Work task
In the entries that follow, say how many lines contain the string "distance". Give no other words.
[[ Extracted data open ]]
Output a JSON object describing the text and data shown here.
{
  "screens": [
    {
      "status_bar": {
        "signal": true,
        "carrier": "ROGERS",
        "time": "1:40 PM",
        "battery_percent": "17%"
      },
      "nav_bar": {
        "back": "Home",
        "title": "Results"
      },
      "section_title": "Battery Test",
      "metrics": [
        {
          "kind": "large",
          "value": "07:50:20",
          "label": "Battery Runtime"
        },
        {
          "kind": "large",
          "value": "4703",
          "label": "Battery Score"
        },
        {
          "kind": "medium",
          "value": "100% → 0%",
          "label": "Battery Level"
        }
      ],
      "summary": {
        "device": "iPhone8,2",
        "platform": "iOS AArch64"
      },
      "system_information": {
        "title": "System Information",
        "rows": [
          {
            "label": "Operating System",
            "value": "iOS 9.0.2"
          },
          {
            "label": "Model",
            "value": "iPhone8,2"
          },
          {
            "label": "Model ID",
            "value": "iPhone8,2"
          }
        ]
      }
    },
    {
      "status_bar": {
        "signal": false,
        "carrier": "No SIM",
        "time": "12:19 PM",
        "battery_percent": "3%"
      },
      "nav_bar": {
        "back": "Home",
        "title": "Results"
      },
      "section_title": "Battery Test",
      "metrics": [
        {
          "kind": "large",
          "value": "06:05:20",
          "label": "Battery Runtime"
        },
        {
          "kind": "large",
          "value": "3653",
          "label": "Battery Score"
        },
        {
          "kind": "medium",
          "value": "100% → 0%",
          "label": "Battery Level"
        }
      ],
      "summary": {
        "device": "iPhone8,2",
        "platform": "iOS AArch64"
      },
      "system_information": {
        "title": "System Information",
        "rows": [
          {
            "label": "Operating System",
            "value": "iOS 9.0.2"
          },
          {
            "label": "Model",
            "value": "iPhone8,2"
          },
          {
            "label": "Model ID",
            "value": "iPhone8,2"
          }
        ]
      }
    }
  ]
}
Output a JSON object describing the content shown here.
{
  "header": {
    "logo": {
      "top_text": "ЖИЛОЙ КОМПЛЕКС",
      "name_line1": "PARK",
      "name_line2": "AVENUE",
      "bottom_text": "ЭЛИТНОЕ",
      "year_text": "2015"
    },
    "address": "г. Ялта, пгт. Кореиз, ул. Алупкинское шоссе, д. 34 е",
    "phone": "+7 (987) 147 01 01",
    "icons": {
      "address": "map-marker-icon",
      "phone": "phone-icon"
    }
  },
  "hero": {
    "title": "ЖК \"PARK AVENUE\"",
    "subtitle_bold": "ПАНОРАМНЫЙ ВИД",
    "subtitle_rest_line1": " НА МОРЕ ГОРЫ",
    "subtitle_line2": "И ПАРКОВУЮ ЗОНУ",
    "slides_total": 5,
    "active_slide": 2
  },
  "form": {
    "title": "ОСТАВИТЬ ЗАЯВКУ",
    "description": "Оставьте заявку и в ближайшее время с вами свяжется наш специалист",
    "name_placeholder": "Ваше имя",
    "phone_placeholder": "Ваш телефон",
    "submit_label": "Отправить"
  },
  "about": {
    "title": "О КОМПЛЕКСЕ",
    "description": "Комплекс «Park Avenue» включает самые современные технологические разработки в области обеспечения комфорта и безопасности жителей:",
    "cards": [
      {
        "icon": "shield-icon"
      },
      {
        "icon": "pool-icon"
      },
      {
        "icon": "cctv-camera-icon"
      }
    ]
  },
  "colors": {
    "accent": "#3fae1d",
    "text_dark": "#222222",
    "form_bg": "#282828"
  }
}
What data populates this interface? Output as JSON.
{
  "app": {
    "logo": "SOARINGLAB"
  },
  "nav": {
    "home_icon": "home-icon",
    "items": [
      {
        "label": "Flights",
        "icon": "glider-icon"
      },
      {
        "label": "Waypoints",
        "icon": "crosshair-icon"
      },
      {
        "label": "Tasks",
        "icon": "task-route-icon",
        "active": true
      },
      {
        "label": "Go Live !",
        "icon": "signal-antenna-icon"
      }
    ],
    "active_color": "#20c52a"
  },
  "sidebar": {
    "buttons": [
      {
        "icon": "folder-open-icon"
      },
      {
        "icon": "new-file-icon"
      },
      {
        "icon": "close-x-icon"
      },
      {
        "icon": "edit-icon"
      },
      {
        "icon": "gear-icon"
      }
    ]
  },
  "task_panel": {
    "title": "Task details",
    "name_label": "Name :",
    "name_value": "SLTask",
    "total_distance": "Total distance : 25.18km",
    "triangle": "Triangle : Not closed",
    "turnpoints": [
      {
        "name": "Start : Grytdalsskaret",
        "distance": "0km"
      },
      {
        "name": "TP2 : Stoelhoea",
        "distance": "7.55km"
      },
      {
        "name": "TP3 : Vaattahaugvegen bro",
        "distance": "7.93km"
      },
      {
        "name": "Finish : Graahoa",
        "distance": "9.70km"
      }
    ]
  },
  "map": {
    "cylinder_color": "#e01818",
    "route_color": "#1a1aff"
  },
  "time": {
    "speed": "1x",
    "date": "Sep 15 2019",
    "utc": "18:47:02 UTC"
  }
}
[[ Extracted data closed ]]
Task result
5